[Entries from a dataset of interfaces]
Segment Open
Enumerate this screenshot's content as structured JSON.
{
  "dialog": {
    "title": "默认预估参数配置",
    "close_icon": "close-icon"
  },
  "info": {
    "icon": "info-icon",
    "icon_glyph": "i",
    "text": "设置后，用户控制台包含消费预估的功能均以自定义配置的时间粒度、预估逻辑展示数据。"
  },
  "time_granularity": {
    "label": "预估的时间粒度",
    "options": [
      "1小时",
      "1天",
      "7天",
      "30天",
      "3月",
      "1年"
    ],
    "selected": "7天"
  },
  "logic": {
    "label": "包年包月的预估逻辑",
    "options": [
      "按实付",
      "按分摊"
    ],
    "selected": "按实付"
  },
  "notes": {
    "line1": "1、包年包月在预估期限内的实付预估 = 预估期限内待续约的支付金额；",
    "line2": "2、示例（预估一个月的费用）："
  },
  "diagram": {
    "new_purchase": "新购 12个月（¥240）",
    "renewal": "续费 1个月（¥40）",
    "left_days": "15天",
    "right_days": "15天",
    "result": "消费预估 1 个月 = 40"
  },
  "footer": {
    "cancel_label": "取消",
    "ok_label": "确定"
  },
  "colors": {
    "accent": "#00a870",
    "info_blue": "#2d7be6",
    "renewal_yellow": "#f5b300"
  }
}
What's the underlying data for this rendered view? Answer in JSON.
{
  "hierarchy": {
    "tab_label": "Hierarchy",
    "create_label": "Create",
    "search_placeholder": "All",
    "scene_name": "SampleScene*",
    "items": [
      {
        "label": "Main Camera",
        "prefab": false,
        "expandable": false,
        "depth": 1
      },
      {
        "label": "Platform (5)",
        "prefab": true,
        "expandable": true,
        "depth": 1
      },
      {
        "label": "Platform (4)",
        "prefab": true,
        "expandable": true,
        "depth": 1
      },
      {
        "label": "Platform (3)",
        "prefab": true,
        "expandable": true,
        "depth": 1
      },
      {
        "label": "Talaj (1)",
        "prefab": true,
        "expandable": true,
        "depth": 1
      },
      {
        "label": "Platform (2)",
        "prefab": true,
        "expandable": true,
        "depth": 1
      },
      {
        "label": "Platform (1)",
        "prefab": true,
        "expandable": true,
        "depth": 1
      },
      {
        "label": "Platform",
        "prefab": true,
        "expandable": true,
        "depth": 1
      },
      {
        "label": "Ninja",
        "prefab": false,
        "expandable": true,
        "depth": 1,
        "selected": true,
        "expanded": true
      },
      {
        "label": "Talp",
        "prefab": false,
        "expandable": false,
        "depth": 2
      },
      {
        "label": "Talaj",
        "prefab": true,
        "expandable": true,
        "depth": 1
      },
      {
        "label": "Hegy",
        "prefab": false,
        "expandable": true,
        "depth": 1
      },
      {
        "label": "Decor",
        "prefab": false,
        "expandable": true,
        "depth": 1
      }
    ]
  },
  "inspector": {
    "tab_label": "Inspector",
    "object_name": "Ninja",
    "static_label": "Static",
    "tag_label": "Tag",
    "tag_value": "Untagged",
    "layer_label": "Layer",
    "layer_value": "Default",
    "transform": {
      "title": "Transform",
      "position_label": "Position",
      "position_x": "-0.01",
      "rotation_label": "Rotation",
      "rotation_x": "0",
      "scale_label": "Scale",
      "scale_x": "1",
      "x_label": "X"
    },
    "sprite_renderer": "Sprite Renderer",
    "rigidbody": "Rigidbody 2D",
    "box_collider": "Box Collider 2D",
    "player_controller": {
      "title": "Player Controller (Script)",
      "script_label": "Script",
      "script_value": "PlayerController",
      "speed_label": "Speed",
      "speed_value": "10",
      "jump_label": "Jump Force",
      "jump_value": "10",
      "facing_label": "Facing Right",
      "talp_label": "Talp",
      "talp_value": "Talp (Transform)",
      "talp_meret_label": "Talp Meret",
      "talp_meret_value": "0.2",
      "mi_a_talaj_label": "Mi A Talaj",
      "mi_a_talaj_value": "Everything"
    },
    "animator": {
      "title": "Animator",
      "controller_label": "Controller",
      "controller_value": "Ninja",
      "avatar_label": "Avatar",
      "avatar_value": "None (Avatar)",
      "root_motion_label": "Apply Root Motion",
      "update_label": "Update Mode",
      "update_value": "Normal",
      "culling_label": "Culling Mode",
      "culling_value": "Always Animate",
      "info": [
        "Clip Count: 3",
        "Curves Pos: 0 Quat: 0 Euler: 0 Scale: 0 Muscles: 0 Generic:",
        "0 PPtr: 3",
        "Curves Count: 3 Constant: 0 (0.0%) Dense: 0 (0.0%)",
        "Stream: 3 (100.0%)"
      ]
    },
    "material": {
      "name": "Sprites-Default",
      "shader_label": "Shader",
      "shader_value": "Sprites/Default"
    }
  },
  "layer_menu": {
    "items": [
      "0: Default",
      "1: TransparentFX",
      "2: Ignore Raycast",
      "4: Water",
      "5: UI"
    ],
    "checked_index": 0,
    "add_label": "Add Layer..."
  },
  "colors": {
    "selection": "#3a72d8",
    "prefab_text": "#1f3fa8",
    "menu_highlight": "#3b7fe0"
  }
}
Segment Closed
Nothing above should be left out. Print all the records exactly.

TASK SOLUTION ::
Enumerate this screenshot's content as structured JSON.
{
  "dialog": {
    "title": "默认预估参数配置",
    "close_icon": "close-icon"
  },
  "info": {
    "icon": "info-icon",
    "icon_glyph": "i",
    "text": "设置后，用户控制台包含消费预估的功能均以自定义配置的时间粒度、预估逻辑展示数据。"
  },
  "time_granularity": {
    "label": "预估的时间粒度",
    "options": [
      "1小时",
      "1天",
      "7天",
      "30天",
      "3月",
      "1年"
    ],
    "selected": "7天"
  },
  "logic": {
    "label": "包年包月的预估逻辑",
    "options": [
      "按实付",
      "按分摊"
    ],
    "selected": "按实付"
  },
  "notes": {
    "line1": "1、包年包月在预估期限内的实付预估 = 预估期限内待续约的支付金额；",
    "line2": "2、示例（预估一个月的费用）："
  },
  "diagram": {
    "new_purchase": "新购 12个月（¥240）",
    "renewal": "续费 1个月（¥40）",
    "left_days": "15天",
    "right_days": "15天",
    "result": "消费预估 1 个月 = 40"
  },
  "footer": {
    "cancel_label": "取消",
    "ok_label": "确定"
  },
  "colors": {
    "accent": "#00a870",
    "info_blue": "#2d7be6",
    "renewal_yellow": "#f5b300"
  }
}
What's the underlying data for this rendered view? Answer in JSON.
{
  "hierarchy": {
    "tab_label": "Hierarchy",
    "create_label": "Create",
    "search_placeholder": "All",
    "scene_name": "SampleScene*",
    "items": [
      {
        "label": "Main Camera",
        "prefab": false,
        "expandable": false,
        "depth": 1
      },
      {
        "label": "Platform (5)",
        "prefab": true,
        "expandable": true,
        "depth": 1
      },
      {
        "label": "Platform (4)",
        "prefab": true,
        "expandable": true,
        "depth": 1
      },
      {
        "label": "Platform (3)",
        "prefab": true,
        "expandable": true,
        "depth": 1
      },
      {
        "label": "Talaj (1)",
        "prefab": true,
        "expandable": true,
        "depth": 1
      },
      {
        "label": "Platform (2)",
        "prefab": true,
        "expandable": true,
        "depth": 1
      },
      {
        "label": "Platform (1)",
        "prefab": true,
        "expandable": true,
        "depth": 1
      },
      {
        "label": "Platform",
        "prefab": true,
        "expandable": true,
        "depth": 1
      },
      {
        "label": "Ninja",
        "prefab": false,
        "expandable": true,
        "depth": 1,
        "selected": true,
        "expanded": true
      },
      {
        "label": "Talp",
        "prefab": false,
        "expandable": false,
        "depth": 2
      },
      {
        "label": "Talaj",
        "prefab": true,
        "expandable": true,
        "depth": 1
      },
      {
        "label": "Hegy",
        "prefab": false,
        "expandable": true,
        "depth": 1
      },
      {
        "label": "Decor",
        "prefab": false,
        "expandable": true,
        "depth": 1
      }
    ]
  },
  "inspector": {
    "tab_label": "Inspector",
    "object_name": "Ninja",
    "static_label": "Static",
    "tag_label": "Tag",
    "tag_value": "Untagged",
    "layer_label": "Layer",
    "layer_value": "Default",
    "transform": {
      "title": "Transform",
      "position_label": "Position",
      "position_x": "-0.01",
      "rotation_label": "Rotation",
      "rotation_x": "0",
      "scale_label": "Scale",
      "scale_x": "1",
      "x_label": "X"
    },
    "sprite_renderer": "Sprite Renderer",
    "rigidbody": "Rigidbody 2D",
    "box_collider": "Box Collider 2D",
    "player_controller": {
      "title": "Player Controller (Script)",
      "script_label": "Script",
      "script_value": "PlayerController",
      "speed_label": "Speed",
      "speed_value": "10",
      "jump_label": "Jump Force",
      "jump_value": "10",
      "facing_label": "Facing Right",
      "talp_label": "Talp",
      "talp_value": "Talp (Transform)",
      "talp_meret_label": "Talp Meret",
      "talp_meret_value": "0.2",
      "mi_a_talaj_label": "Mi A Talaj",
      "mi_a_talaj_value": "Everything"
    },
    "animator": {
      "title": "Animator",
      "controller_label": "Controller",
      "controller_value": "Ninja",
      "avatar_label": "Avatar",
      "avatar_value": "None (Avatar)",
      "root_motion_label": "Apply Root Motion",
      "update_label": "Update Mode",
      "update_value": "Normal",
      "culling_label": "Culling Mode",
      "culling_value": "Always Animate",
      "info": [
        "Clip Count: 3",
        "Curves Pos: 0 Quat: 0 Euler: 0 Scale: 0 Muscles: 0 Generic:",
        "0 PPtr: 3",
        "Curves Count: 3 Constant: 0 (0.0%) Dense: 0 (0.0%)",
        "Stream: 3 (100.0%)"
      ]
    },
    "material": {
      "name": "Sprites-Default",
      "shader_label": "Shader",
      "shader_value": "Sprites/Default"
    }
  },
  "layer_menu": {
    "items": [
      "0: Default",
      "1: TransparentFX",
      "2: Ignore Raycast",
      "4: Water",
      "5: UI"
    ],
    "checked_index": 0,
    "add_label": "Add Layer..."
  },
  "colors": {
    "selection": "#3a72d8",
    "prefab_text": "#1f3fa8",
    "menu_highlight": "#3b7fe0"
  }
}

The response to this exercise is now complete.